You called the day after John first told me he loved me. “No, Ma’am, Dana’s not here. No, Ma’am, I’m not Dana. No, I’m sorry. No, I . . . You have a good day, Ma’am.”
I told John that I loved him. And then again. And then again. Unknotting myself until I was awake and breathing. I’m not sure, but I believe it was—joy. I didn’t know what to call it. But I knew I was done looking. I knew I could believe in something again.
Later, after the tension left my chest, after I could look at Brussels sprouts without crying, after I stopped caring so much and just started living, after I fell in love without trying . . . we, he and I, ate apples. He cut them into little smiles and we ate them as we watched the snow blanket our Charlotte home. You called that day. It was snowing in New Jersey, too.

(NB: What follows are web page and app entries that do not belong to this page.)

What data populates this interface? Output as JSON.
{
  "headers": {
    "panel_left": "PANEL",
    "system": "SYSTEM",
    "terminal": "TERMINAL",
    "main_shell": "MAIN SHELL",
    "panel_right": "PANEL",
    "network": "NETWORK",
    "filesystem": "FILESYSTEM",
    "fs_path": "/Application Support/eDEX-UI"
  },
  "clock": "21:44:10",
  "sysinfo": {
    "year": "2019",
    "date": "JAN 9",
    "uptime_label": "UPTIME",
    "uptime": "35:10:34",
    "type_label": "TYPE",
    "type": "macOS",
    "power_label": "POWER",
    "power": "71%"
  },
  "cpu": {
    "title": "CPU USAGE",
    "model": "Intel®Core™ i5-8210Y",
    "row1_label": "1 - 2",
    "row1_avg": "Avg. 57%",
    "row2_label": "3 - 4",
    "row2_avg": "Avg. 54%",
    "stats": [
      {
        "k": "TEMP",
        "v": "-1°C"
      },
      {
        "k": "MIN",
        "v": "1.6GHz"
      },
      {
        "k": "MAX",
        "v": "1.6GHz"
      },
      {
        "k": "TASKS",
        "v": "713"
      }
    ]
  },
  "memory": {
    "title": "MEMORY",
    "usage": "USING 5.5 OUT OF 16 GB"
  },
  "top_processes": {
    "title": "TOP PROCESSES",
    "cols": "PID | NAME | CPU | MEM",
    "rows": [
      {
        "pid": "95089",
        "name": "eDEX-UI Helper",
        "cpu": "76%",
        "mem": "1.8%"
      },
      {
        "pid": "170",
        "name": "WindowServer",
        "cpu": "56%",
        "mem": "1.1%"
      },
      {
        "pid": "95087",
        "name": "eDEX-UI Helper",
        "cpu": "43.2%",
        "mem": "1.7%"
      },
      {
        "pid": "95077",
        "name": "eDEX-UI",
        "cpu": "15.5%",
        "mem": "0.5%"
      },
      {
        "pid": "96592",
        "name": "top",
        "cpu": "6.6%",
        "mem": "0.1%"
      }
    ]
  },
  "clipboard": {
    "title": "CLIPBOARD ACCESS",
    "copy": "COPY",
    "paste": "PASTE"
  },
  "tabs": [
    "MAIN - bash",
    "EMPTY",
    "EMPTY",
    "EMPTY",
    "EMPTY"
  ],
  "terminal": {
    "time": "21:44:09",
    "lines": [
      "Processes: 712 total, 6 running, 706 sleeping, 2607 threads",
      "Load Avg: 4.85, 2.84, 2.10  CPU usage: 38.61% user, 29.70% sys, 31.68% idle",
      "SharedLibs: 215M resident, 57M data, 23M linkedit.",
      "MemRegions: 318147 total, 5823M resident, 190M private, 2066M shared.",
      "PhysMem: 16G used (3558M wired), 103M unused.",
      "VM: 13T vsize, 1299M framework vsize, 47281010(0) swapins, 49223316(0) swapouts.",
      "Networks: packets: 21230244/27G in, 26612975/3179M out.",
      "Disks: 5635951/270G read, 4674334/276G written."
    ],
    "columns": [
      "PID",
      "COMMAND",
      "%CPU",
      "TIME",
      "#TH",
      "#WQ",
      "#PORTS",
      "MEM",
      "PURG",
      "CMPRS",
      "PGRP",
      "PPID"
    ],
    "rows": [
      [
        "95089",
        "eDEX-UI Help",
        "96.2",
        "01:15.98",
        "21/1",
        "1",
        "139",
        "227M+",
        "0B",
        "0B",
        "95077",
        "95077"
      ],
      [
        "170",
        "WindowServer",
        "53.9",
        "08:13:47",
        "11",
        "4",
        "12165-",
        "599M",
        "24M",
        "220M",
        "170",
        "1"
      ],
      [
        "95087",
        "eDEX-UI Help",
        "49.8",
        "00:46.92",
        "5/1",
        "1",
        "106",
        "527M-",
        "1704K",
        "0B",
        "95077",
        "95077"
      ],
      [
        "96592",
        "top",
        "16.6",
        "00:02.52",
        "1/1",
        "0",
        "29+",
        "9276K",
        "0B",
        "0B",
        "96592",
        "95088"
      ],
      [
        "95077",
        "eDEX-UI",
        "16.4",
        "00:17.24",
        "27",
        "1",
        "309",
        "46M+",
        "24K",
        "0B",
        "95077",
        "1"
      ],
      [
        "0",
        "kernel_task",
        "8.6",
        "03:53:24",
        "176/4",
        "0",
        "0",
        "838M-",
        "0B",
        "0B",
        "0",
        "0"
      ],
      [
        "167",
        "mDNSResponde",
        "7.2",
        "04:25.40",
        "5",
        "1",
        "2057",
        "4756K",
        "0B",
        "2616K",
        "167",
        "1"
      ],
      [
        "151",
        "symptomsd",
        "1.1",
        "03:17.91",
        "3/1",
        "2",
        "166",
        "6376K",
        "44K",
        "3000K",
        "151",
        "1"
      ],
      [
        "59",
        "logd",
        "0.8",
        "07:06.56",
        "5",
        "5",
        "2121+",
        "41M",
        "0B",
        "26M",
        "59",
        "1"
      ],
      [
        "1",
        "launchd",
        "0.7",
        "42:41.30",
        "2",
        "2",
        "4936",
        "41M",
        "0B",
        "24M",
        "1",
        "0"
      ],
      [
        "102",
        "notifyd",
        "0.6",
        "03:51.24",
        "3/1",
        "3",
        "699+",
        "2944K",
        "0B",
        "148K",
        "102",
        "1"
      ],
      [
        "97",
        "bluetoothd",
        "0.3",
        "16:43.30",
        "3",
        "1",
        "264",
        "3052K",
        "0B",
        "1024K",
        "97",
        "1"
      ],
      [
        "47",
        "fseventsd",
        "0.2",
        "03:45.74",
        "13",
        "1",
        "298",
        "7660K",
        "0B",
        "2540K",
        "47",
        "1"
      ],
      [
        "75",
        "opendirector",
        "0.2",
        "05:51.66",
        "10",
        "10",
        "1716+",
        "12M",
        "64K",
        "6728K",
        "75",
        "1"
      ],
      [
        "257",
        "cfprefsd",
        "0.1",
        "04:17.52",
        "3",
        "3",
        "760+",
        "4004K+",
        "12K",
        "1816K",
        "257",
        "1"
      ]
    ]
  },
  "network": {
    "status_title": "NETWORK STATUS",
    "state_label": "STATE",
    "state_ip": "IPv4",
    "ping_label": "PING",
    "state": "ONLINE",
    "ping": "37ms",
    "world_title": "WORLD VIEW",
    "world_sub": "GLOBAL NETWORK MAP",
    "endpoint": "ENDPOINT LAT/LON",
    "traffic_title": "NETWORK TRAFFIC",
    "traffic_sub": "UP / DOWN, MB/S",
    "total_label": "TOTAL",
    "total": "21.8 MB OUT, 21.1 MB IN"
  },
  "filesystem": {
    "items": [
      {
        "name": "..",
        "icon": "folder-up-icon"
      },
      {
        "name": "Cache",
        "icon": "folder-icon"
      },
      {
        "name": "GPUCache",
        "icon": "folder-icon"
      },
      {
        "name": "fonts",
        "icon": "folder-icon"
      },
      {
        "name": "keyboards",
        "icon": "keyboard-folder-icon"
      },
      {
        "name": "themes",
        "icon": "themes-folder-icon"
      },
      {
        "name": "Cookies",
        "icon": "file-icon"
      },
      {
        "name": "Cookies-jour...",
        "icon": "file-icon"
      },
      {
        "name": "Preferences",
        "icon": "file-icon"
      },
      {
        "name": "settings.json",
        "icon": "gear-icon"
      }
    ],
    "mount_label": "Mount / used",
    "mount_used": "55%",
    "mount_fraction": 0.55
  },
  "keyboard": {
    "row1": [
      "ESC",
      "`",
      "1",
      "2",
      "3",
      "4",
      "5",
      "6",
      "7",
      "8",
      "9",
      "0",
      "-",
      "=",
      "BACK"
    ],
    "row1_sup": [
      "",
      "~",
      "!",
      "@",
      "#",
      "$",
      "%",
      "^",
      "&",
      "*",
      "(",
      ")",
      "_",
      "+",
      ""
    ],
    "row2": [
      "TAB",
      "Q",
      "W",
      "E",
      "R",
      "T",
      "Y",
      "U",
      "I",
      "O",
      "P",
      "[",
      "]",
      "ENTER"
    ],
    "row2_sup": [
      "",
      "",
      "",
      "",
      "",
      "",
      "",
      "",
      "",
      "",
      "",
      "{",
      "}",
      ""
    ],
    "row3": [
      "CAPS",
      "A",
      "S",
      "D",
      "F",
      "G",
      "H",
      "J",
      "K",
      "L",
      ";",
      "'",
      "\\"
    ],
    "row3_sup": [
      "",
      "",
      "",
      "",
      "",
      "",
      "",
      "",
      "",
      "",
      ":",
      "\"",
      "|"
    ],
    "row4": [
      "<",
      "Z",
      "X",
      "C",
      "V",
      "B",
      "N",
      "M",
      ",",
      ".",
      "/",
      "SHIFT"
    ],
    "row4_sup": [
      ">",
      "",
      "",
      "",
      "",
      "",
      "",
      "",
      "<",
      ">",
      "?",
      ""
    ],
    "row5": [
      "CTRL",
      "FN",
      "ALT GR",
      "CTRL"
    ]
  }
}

I don’t know why I said it.
“Yes, Ma’am,” I answered. “Yes, this is Dana. Yes, Ma’am. I love you, too.”
Read The Story Behind “Miss Eleanor” on our blog.